Although the Regional Transportation Authority (RTA) achieved unification of Chicago's commuter railroads during the 1970's, the individual railroads continued to actually operate the commuter services, and issue the tickets. And as the 1970's progressed, the railroads began including the RTA logo on their tickets. And the railroads' many different "station to station" fares were replaced by uniform "zone" fares, with zone letters identified on the tickets. Zone A begins downtown and extends 5 miles out, with each subsequent lettered zone 5 miles long.

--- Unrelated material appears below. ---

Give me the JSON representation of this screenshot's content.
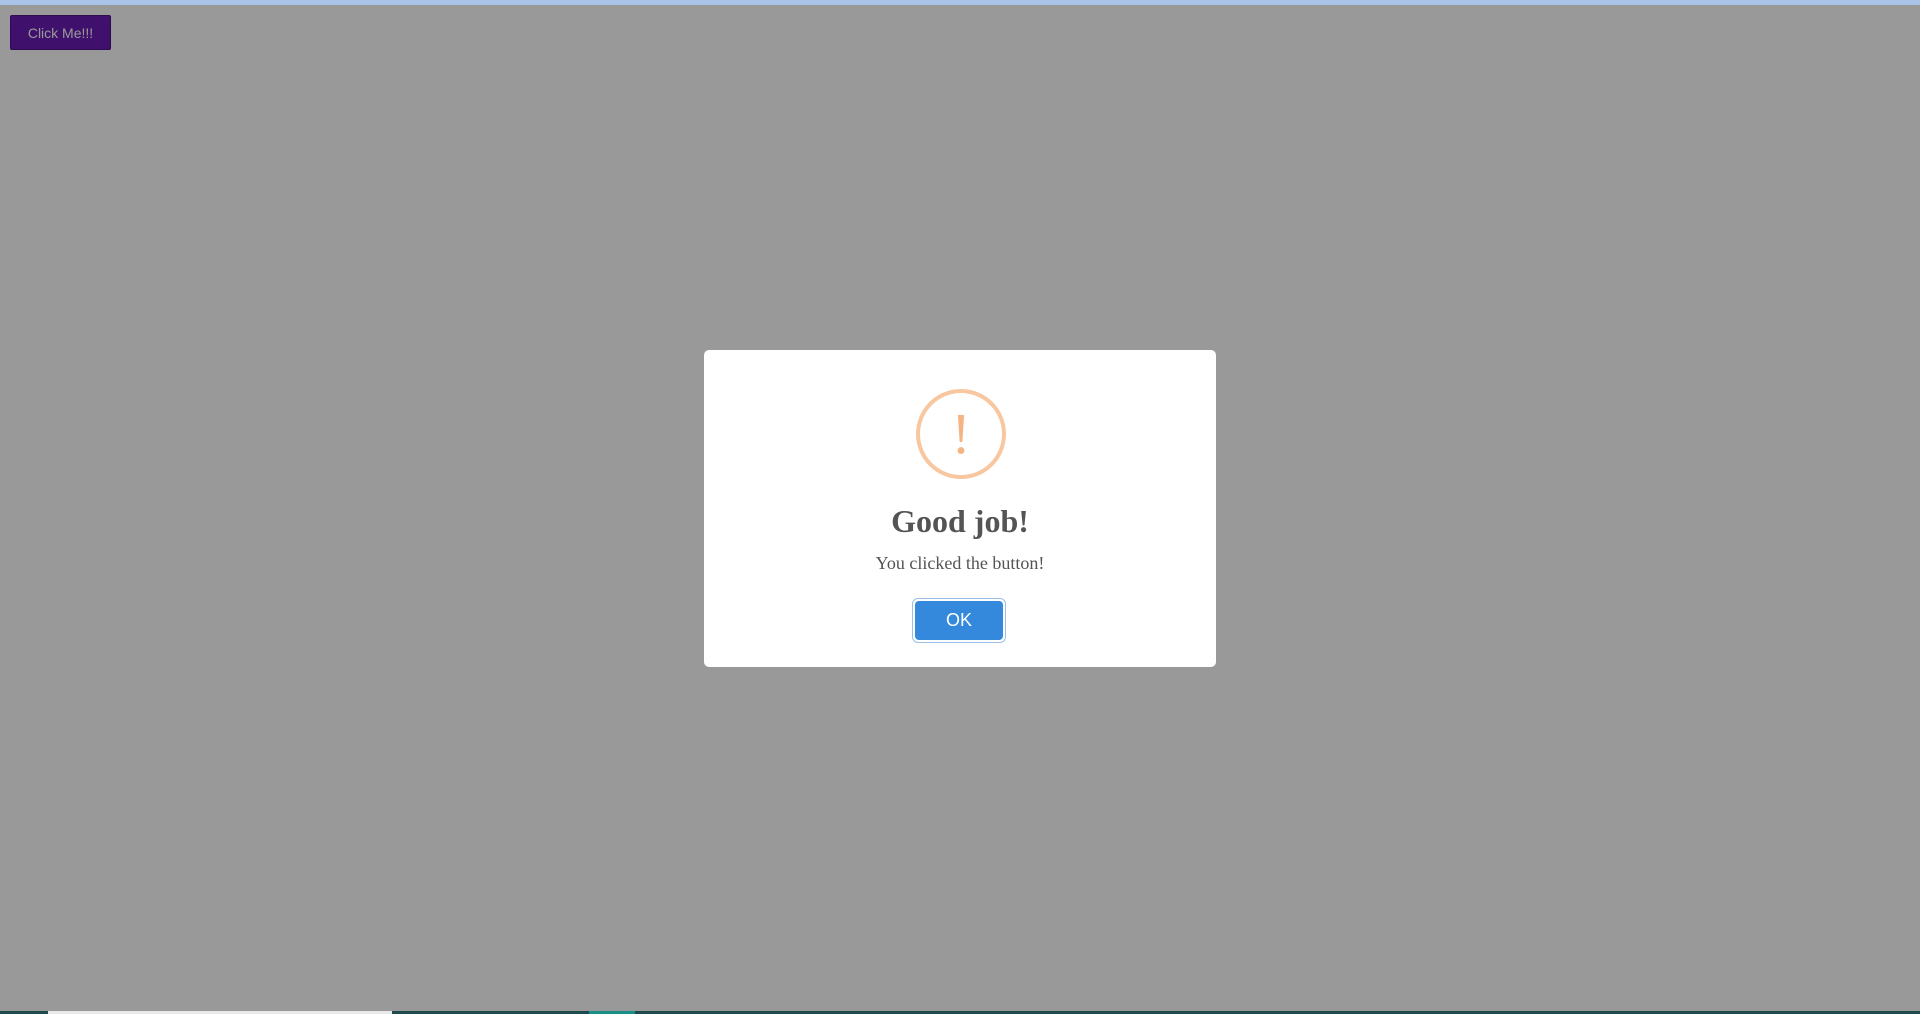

In 1966, the Illinois Central adopted a system of gates at the stations, activated by tickets with magnetic backings. Shown are tickets issued at stations, along with cash fare receipts issued by conductors for fares paid on the train. Illinois Central and Gulf Mobile & Ohio merged in 1972, forming the Illinois Central Gulf Railroad. Prior to the merger, IC briefly attempted to market the commuter service as "IC Transit". Tickets issued by agents at stations had the date rubber stamped on them. During the 1970's, vending machines replaced the agents at all stations outside downtown Chicago. Two vending machine tickets are shown, with data printed at the bottom, including zones of validity. When fares were collected by conductors, cash fare receipts were issued, along with the "FOR EXIT USE ONLY" magnetic ticket form.